WHAT TO PRODUCE: Find all lines in the listing that include the word "JSON", then copy them.

====== DATA PROVIDED ======

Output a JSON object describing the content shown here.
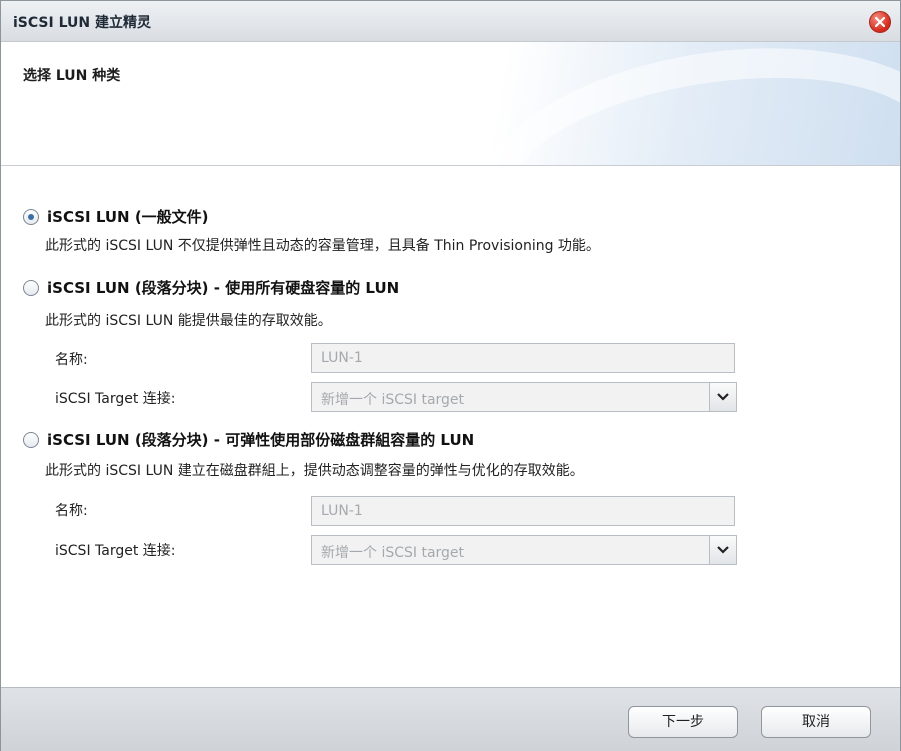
{
  "window": {
    "title": "iSCSI LUN 建立精灵"
  },
  "header": {
    "title": "选择 LUN 种类"
  },
  "options": [
    {
      "label": "iSCSI LUN (一般文件)",
      "selected": true,
      "description": "此形式的 iSCSI LUN 不仅提供弹性且动态的容量管理，且具备 Thin Provisioning 功能。"
    },
    {
      "label": "iSCSI LUN (段落分块) - 使用所有硬盘容量的 LUN",
      "selected": false,
      "description": "此形式的 iSCSI LUN 能提供最佳的存取效能。",
      "name_label": "名称:",
      "name_value": "LUN-1",
      "target_label": "iSCSI Target 连接:",
      "target_value": "新增一个 iSCSI target"
    },
    {
      "label": "iSCSI LUN (段落分块) - 可弹性使用部份磁盘群組容量的 LUN",
      "selected": false,
      "description": "此形式的 iSCSI LUN 建立在磁盘群組上，提供动态调整容量的弹性与优化的存取效能。",
      "name_label": "名称:",
      "name_value": "LUN-1",
      "target_label": "iSCSI Target 连接:",
      "target_value": "新增一个 iSCSI target"
    }
  ],
  "footer": {
    "next_label": "下一步",
    "cancel_label": "取消"
  }
}
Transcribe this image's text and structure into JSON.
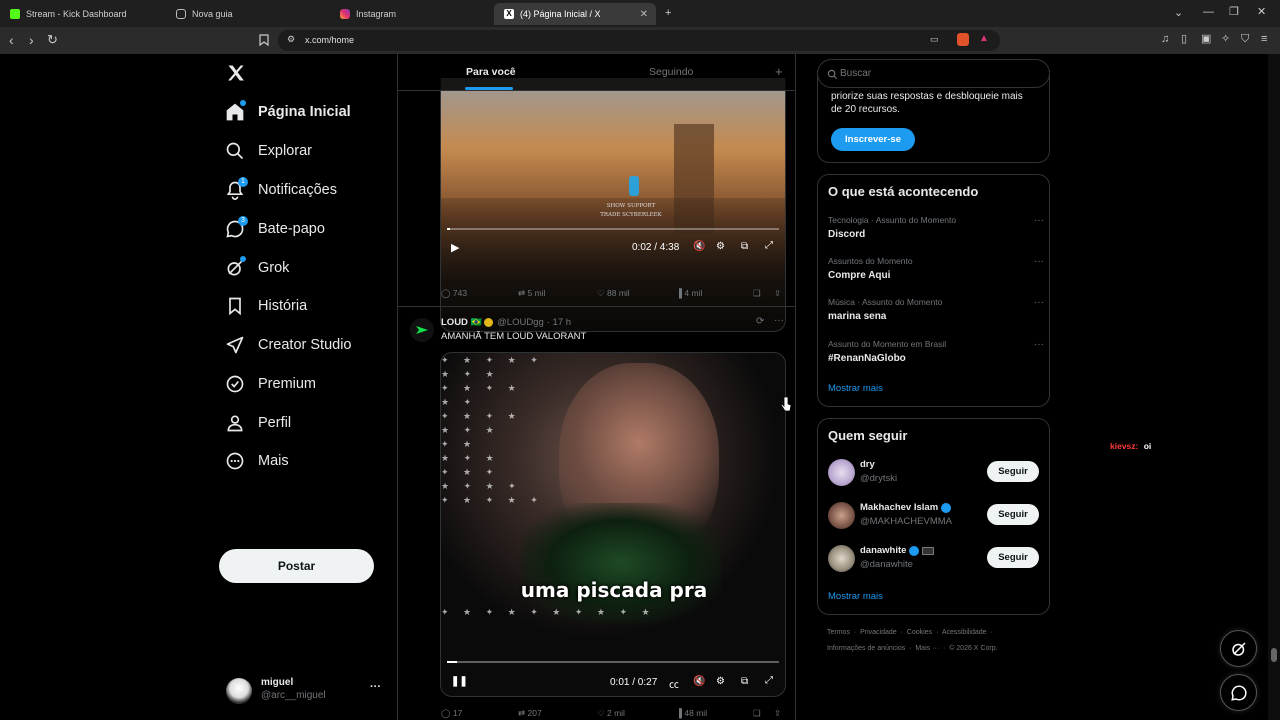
{
  "browser": {
    "tabs": [
      {
        "label": "Stream - Kick Dashboard"
      },
      {
        "label": "Nova guia"
      },
      {
        "label": "Instagram"
      },
      {
        "label": "(4) Página Inicial / X"
      }
    ],
    "new_tab": "+",
    "url": "x.com/home"
  },
  "sidebar": {
    "items": [
      {
        "label": "Página Inicial",
        "icon": "home-icon"
      },
      {
        "label": "Explorar",
        "icon": "search-icon"
      },
      {
        "label": "Notificações",
        "icon": "bell-icon",
        "badge": "1"
      },
      {
        "label": "Bate-papo",
        "icon": "chat-icon",
        "badge": "3"
      },
      {
        "label": "Grok",
        "icon": "grok-icon"
      },
      {
        "label": "História",
        "icon": "bookmark-icon"
      },
      {
        "label": "Creator Studio",
        "icon": "rocket-icon"
      },
      {
        "label": "Premium",
        "icon": "verified-icon"
      },
      {
        "label": "Perfil",
        "icon": "person-icon"
      },
      {
        "label": "Mais",
        "icon": "more-circle-icon"
      }
    ],
    "post_label": "Postar",
    "account": {
      "name": "miguel",
      "handle": "@arc__miguel",
      "more": "···"
    }
  },
  "feed": {
    "tabs": [
      {
        "label": "Para você"
      },
      {
        "label": "Seguindo"
      }
    ],
    "add_tab": "+",
    "post1": {
      "video_time": "0:02 / 4:38",
      "video_progress": 0.01,
      "overlay_text": [
        "SHOW SUPPORT",
        "TRADE SCYBERLEEK"
      ],
      "replies": "743",
      "reposts": "5 mil",
      "likes": "88 mil",
      "views": "4 mil"
    },
    "post2": {
      "author": "LOUD",
      "flag": "🇧🇷",
      "handle": "@LOUDgg",
      "time": "· 17 h",
      "text": "AMANHÃ TEM LOUD VALORANT",
      "caption": "uma piscada pra",
      "video_time": "0:01 / 0:27",
      "video_progress": 0.03,
      "replies": "17",
      "reposts": "207",
      "likes": "2 mil",
      "views": "48 mil"
    }
  },
  "right": {
    "search_placeholder": "Buscar",
    "premium_text": "priorize suas respostas e desbloqueie mais de 20 recursos.",
    "subscribe_label": "Inscrever-se",
    "trends_title": "O que está acontecendo",
    "trends": [
      {
        "meta": "Tecnologia · Assunto do Momento",
        "name": "Discord"
      },
      {
        "meta": "Assuntos do Momento",
        "name": "Compre Aqui"
      },
      {
        "meta": "Música · Assunto do Momento",
        "name": "marina sena"
      },
      {
        "meta": "Assunto do Momento em Brasil",
        "name": "#RenanNaGlobo"
      }
    ],
    "trend_more": "···",
    "show_more": "Mostrar mais",
    "who_title": "Quem seguir",
    "who": [
      {
        "name": "dry",
        "handle": "@drytski",
        "verified": false
      },
      {
        "name": "Makhachev Islam",
        "handle": "@MAKHACHEVMMA",
        "verified": true
      },
      {
        "name": "danawhite",
        "handle": "@danawhite",
        "verified": true
      }
    ],
    "follow_label": "Seguir",
    "who_more": "Mostrar mais",
    "footer": [
      "Termos",
      "Privacidade",
      "Cookies",
      "Acessibilidade",
      "Informações de anúncios",
      "Mais ···",
      "© 2026 X Corp."
    ]
  },
  "overlay_chat": {
    "user": "kievsz:",
    "message": "oi"
  },
  "colors": {
    "accent": "#1d9bf0",
    "background": "#000000",
    "text": "#e7e9ea",
    "muted": "#71767b",
    "border": "#2f3336"
  }
}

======

RESPONSE TO THIS TASK:
Output a JSON object describing the content shown here.
Transcribe this image's text and structure into JSON.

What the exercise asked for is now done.